Ulster team to play Gloucester, Heineken Champions Cup Round 2, Saturday 19 December 2020 at Kingsholm Stadium, kick-off 3.15pm, live on BT Sport / beIN Sport:
(15-9) Michael Lowry, Matt Faddes, James Hume, Stuart McCloskey, Jacob Stockdale, Billy Burns (Capt.), John Cooney;
(1-8) Eric O’Sullivan, Rob Herring, Marty Moore, Alan O’Connor, David O’Connor, Sean Reidy, Jordi Murphy, Nick Timoney.
Replacements: John Andrew, Kyle McCall, Tom O’Toole, Matty Rea, Greg Jones, Alby Mathewson, Ian Madigan, Ethan McIlroy.
Ulster name strong side to face Toulouse
In the back three, Jacob Stockdale returns from international duty to the left wing, joining Michael Lowry at full-back and Matt Faddes on the right wing. In midfield, Stuart McCloskey also returns from the Ireland squad to partner with James Hume.

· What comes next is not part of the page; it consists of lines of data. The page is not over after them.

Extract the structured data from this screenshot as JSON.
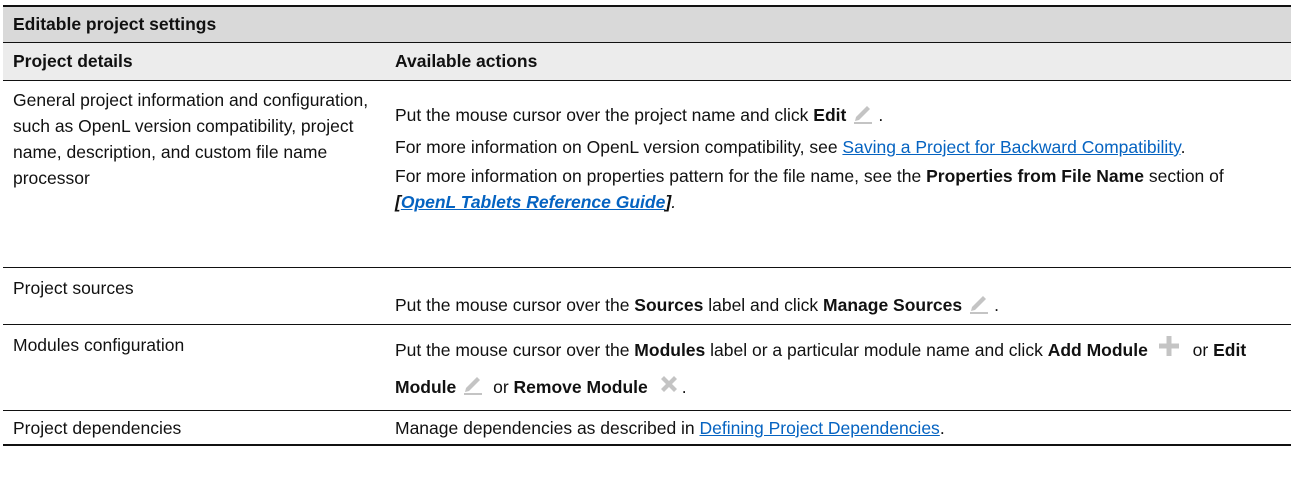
{
  "table": {
    "title": "Editable project settings",
    "col_details": "Project details",
    "col_actions": "Available actions",
    "rows": [
      {
        "details": "General project information and configuration, such as OpenL version compatibility, project name, description, and custom file name processor",
        "a1_pre": "Put the mouse cursor over the project name and click ",
        "a1_bold": "Edit",
        "a1_icon": "pencil-icon",
        "a1_post": ".",
        "a2_pre": "For more information on OpenL version compatibility, see ",
        "a2_link": "Saving a Project for Backward Compatibility",
        "a2_post": ".",
        "a3_pre": "For more information on properties pattern for the file name, see the ",
        "a3_bold": "Properties from File Name",
        "a3_mid": " section of ",
        "a3_open": "[",
        "a3_link": "OpenL Tablets Reference Guide",
        "a3_close": "]",
        "a3_post": "."
      },
      {
        "details": "Project sources",
        "a_pre": "Put the mouse cursor over the ",
        "a_bold1": "Sources",
        "a_mid": " label and click ",
        "a_bold2": "Manage Sources",
        "a_icon": "pencil-icon",
        "a_post": "."
      },
      {
        "details": "Modules configuration",
        "a_pre": "Put the mouse cursor over the ",
        "a_bold1": "Modules",
        "a_mid": " label or a particular module name and click ",
        "a_add": "Add Module",
        "add_icon": "plus-icon",
        "a_or1": " or ",
        "a_edit": "Edit Module",
        "edit_icon": "pencil-icon",
        "a_or2": " or ",
        "a_remove": "Remove Module",
        "remove_icon": "cross-icon",
        "a_post": "."
      },
      {
        "details": "Project dependencies",
        "a_pre": "Manage dependencies as described in ",
        "a_link": "Defining Project Dependencies",
        "a_post": "."
      }
    ],
    "icon_color": "#c4c4c4",
    "link_color": "#0563c1"
  }
}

Ian Madigan has been named at fly-half alongside John Cooney at scrum-half.
Having made his international debut against Scotland last week, Eric O’Sullivan, comes in to take the starting berth at loosehead prop. Rob Herring also returns from Ireland duties and is named at hooker, with Marty Moore retaining his position at tighthead. Alan O’Connor will partner with Sam Carter, who will lead the side from the second row. Sean Reidy and Jordi Murphy are named at blindside and openside, with Marcell Coetzee completing the pack at Number Eight.
John Andrew, Andrew Warwick, Tom O’Toole, David O’Connor, and Matty Rea provide the forward options, with Alby Mathewson, Stewart Moore and Craig Gilroy offering back line cover from the bench.
Ulster team to play Toulouse, Heineken Champions Cup Round 1, Friday 11 December 2020 at Kingspan Stadium, kick-off 8pm, live on BT Sport / beIN Sport:
(15-9) Michael Lowry, Matt Faddes, James Hume, Stuart McCloskey, Jacob Stockdale, Ian Madigan, John Cooney;
(1-8) Eric O’Sullivan, Rob Herring, Marty Moore, Alan O’Connor, Sam Carter (Capt.), Sean Reidy, Jordi Murphy, Marcell Coetzee.
Replacements: John Andrew, Andrew Warwick, Tom O’Toole, David O’Connor, Matty Rea, Alby Mathewson, Stewart Moore, Craig Gilroy.